On winter mornings in the UK, small black crows known as jackdaws (Coloeus monedula) call loudly to one another before taking off simultaneously around sunrise. Now, researchers who have studied their daily activities in detail found evidence that jackdaws rely on a “democratic” decision-making process to coordinate their actions before flying.
Jackdaws, which get their name from their brief “Jack”-like squawk, are found across Europe, North Africa, and Asia, and form big groups known as clatterings. They are small and have a distinctive silvery sheen to the backs of their heads and pale eyes. They are commonly found nesting in chimneys, buildings, rock crevices, and tree holes.
Previous studies on consensus decision-making in jackdaws have focused on smaller groups or those integrated by family members.
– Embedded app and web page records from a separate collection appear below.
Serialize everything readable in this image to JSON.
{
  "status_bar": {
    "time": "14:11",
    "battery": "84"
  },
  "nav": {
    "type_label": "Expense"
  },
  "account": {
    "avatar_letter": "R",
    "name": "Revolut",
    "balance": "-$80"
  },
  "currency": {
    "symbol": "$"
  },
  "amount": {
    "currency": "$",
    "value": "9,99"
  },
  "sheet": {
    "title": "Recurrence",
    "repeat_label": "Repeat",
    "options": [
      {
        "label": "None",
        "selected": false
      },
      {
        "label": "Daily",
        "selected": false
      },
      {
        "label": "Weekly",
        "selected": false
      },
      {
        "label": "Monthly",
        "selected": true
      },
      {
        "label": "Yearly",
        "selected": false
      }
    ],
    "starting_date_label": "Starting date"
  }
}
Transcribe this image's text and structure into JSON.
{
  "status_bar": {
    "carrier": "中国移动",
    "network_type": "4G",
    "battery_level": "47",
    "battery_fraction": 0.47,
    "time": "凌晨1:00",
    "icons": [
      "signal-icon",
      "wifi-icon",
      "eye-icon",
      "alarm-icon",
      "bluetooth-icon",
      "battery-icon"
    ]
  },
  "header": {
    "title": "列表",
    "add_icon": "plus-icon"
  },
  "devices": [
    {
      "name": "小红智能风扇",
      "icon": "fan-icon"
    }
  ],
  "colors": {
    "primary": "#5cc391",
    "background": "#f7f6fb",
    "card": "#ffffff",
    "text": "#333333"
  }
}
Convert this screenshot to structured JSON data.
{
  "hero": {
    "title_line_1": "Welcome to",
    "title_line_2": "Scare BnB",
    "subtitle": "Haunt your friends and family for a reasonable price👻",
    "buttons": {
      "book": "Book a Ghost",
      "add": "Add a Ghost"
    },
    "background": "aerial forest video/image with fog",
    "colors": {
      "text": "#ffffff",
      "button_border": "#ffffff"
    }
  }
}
However, jackdaws roost in big and diverse groups, with individuals of different ages, sexes, family groups, and colonies. Sticking together offers advantages, such as fewer risks of being hunted by other birds.
“As humans, large animal groups can use decision-making processes to overcome their individual differences and reach a kind of ‘democratic’ consensus,” Alex Thornton, one of the study’s authors and a researcher from the University of Exeter, told the BBC. “When a bird calls, it’s casting a vote or signaling it wants to leave.”
To better understand jackdaws, Thornton and his colleagues recorded hours and hours of audio and video of six different jackdaw roosts in the UK over the course of winter. The size of the roost varied from 160 to 1,500 individuals. The researchers quantified the intensity of the birds’ calls leading up to and right after they took off in flight.
The study’s findings showed that the timing of departure is linked to the calling intensity within the roost. While on a few mornings, the birds left in a stream of small groups for 20 minutes, most of the time they set out in mass departures. Hundreds of birds take off within four seconds of each other, forming a remarkable spectacle.
The researchers found that the calling intensity increased over the hour before the largest group departure. They concluded that changes in calling intensity might be used as a source of information, allowing birds to match their daily takeoffs. To confirm this, they played recordings to the birds, which triggered an earlier takeoff.
“Through their calls, jackdaws appear to effectively signal their willingness to leave, providing large groups with a means of achieving consensus to perform cohesive, collective departures from the roost,” the researchers wrote.
Up next, the team wants to further study jackdaws to understand how human activities, such as light and noise pollution, could be affecting group dynamics. Thornton told BBC that the birds’ abilities to communicate and reach consensus decisions, for example, could be altered by human activities in their environments.